RLC zoning that was subsequently adopted by the Riverhead Town Board provides for a “limited range of roadside shops and services that are compatible with the agricultural and rural setting along major arterial roads, such as … Route 25.” The proposed stipulation for settlement with Calverton Manor, LLC provides for reverting to prior Business Center (BC) zoning, which provides for development of much greater density and intensity than what is recommended in the town’s master plan.
The proposed settlement would allow for a footprint of up to 100,000 square feet for buildings and up to 40 “dwellings units.”
The North Fork Environmental Council supports the position taken by the Riverhead Neighborhood Preservation Coalition and the Calverton Civic Association.

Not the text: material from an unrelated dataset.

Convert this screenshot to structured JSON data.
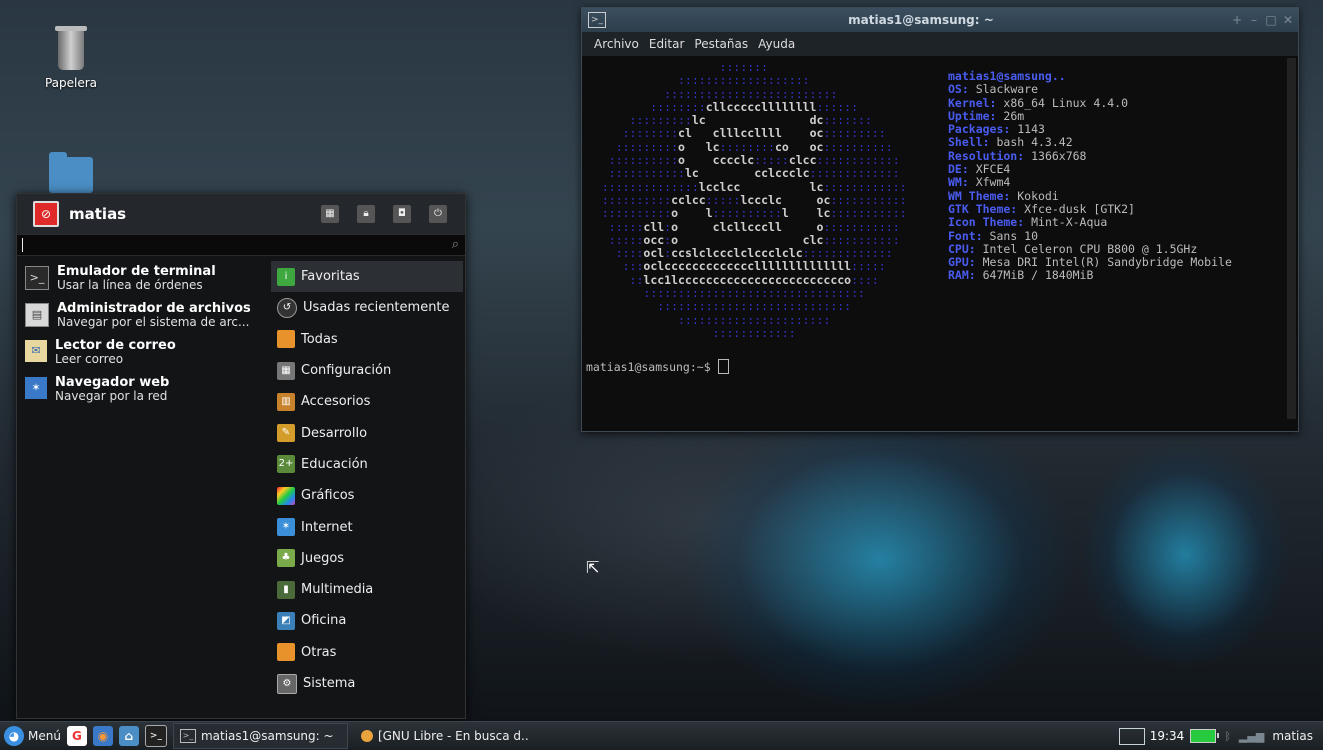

It is the opinion of the NFEC that an agreement by the Riverhead Town Board to the proposed stipulation would significantly alter the rural character of the Route 25 corridor in Calverton and would undermine the integrity of the town’s master plan and the zoning that was subsequently adopted to conform with the master plan.
It is the position of Riverhead Supervisor Sean Walter that the current RLC zoning is too restrictive and that the type of development proposed by Calverton Manor, LLC will increase the town’s tax base.
Mr. Walter is also of the opinion that if the town does not agree to the proposed settlement that the entire comprehensive master plan could be in jeopardy and may require a complete update. The North Fork Environmental Council disagrees.
Increasing the tax base in this manner also brings a great deal of cost in terms of supporting infrastructure and services — police, fire, etc. Such development in the name of increasing the tax base has been proved to increase property owners’ tax burdens, not decrease them, in every town to the west. In addition, such a change in zoning goes against both the word and the spirit of the master plan. It’s not perfect but its protections have well served the people of Riverhead. Any significant changes should not be undertaken without exhaustive research and discussion among all parties.
Because Mr. Walter has accepted significant amounts of campaign contributions from the principals of the Calverton Manor proposal, the NFEC recommends that, in order for the Riverhead Town Board to reach an objective and unbiased decision with respect to this matter, Mr. Walter should remove himself from any further deliberation or decision of the proposed settlement. Furthermore, the Riverhead Town Board should request from the town attorney’s office relevant case law that would help them reach a fair and deliberate decision.
Mr. Toedter is president of the North Fork Environmental Council, a Mattituck-based environmental advocacy group.